8. The feet should be carefully examined, as upon their capability of standing wear and tear depends the utility of the dog. A great difference of opinion exists as to the comparative merits of the cat and hare foot for standing work. Foxhound masters in-variably select that of the cat, and, as they have better opportunities than any other class of instituting the necessary comparison, their selection may be accepted as final. But, as setters are specially required to stand wet and heather, it is imperatively necessary that there should be a good growth of hair between the toes, and on this account a hare foot, well clothed with hair, as it generally is, must be preferred to a cat foot naked, as is often the case, except on the upper surface.
9. The flag is in appearance very characteristic of the breed, although it sometimes happens that one or two puppies in a well-bred litter exhibit a curl or other malformation, usually considered to be indicative of a stain. It is often compared to a scimitar, but it resembles it only in respect of its narrowness, the amount of curl in the blade of this Turkish weapon being far too great to make it the model of the setter's flag. Again, it has been compared to a comb; but as combs are usually straight, here again the simile fails, as the setter's flag should have a gentle sweep; and the nearest resemblance to any familiar form is to the scythe with its curve reversed. The feather must be composed of straight silky hairs, and beyond the root the less short hair on the flag the better, especially towards the point, of which the bone should be fine, and the feather tapering with it.
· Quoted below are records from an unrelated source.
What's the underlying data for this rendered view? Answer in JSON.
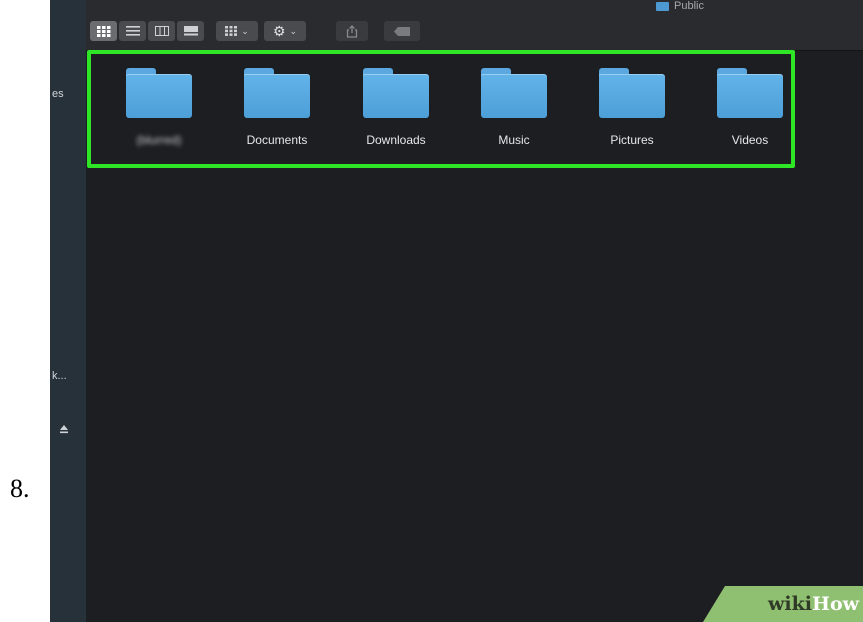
{
  "step": {
    "number": "8."
  },
  "sidebar": {
    "fragments": [
      {
        "text": "es"
      },
      {
        "text": "k..."
      }
    ],
    "eject_icon": "eject-icon"
  },
  "toolbar": {
    "view_buttons": [
      {
        "icon": "icon-view-icon",
        "active": true
      },
      {
        "icon": "list-view-icon",
        "active": false
      },
      {
        "icon": "column-view-icon",
        "active": false
      },
      {
        "icon": "gallery-view-icon",
        "active": false
      }
    ],
    "group_icon": "group-by-icon",
    "action_icon": "gear-icon",
    "share_icon": "share-icon",
    "tag_icon": "tag-icon",
    "path_crumb": "Public"
  },
  "folders": [
    {
      "name": "(blurred)",
      "blurred": true
    },
    {
      "name": "Documents",
      "blurred": false
    },
    {
      "name": "Downloads",
      "blurred": false
    },
    {
      "name": "Music",
      "blurred": false
    },
    {
      "name": "Pictures",
      "blurred": false
    },
    {
      "name": "Videos",
      "blurred": false
    }
  ],
  "colors": {
    "highlight": "#2ee526",
    "folder": "#5aa8df",
    "window_bg": "#1d1e21"
  },
  "watermark": {
    "part1": "wiki",
    "part2": "How"
  }
}
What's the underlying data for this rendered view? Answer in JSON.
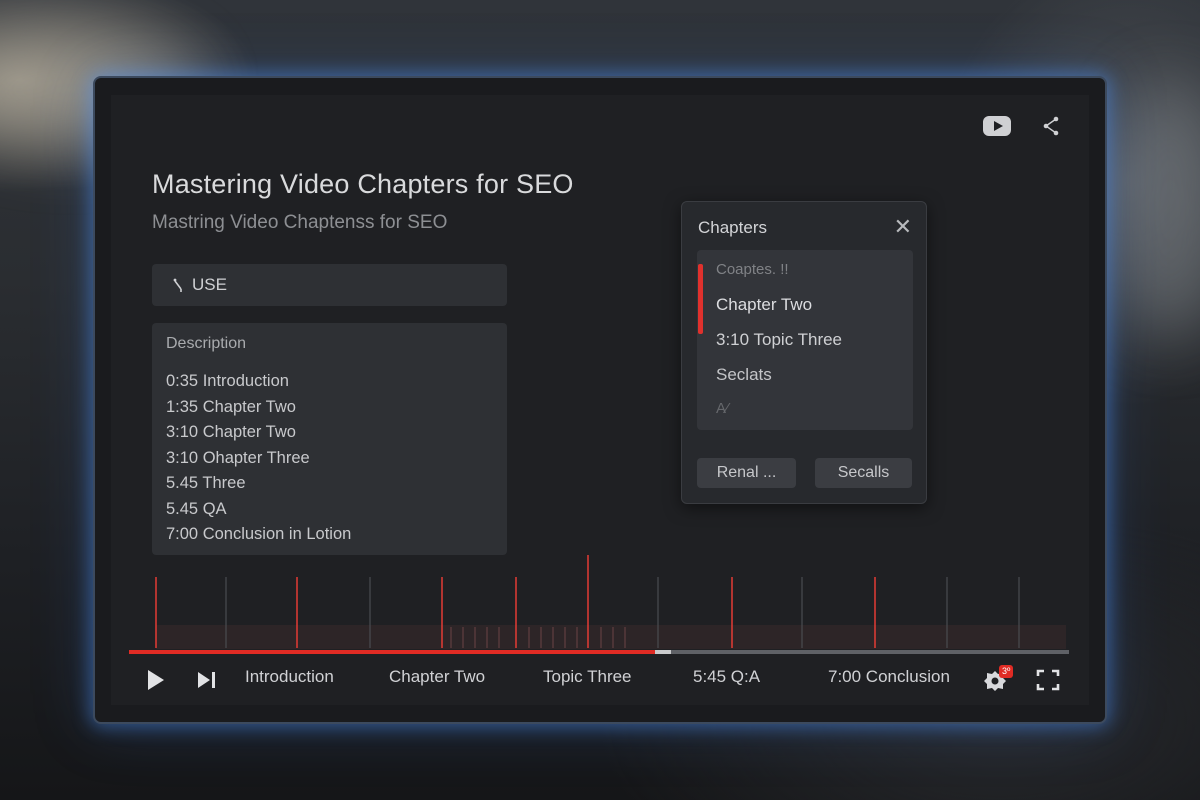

10. Symmetry and quality. In character the setter should display a great amount of "quality," a term which is difficult of explanation, though fully appreciated by all experienced sportsmen. It means a combination of 'symmetry, as understood by the artist, with the peculiar attributes of the breed under examination, as interpreted by the sportsman. Thus, a setter possessed of such a frame and outline as to charm an artist would be considered by the sportsman defective in "quality" if he possessed a curly or harsh coat, or if he had a heavy head with pendent bloodhound-like jowl and throaty neck. The general outline is very elegant, and more taking to the eye of the artist than that of the pointer.
11. The texture and feather of coat are much regarded among setter breeders, a soft silky hair without curl being considered a sine qua non. The feather should be considerable, and should fringe the hind as well as the fore legs.
12. The color of coat is not much insisted on among English setters, a great variety being admitted. These are now generally classed as follows, in the order given: (1) Black and white ticked, with large splashes, and more or less marked with black, known as "blue Belton;" (2) orange and white freckled, known as orange Belton; (3) plain orange, or lemon and white; (4) liver and white; (5) black and white, with slight tan markings; (6) black and white; (7) liver and white; (8) pure white; (9) black; (10) liver; (11) red or yellow.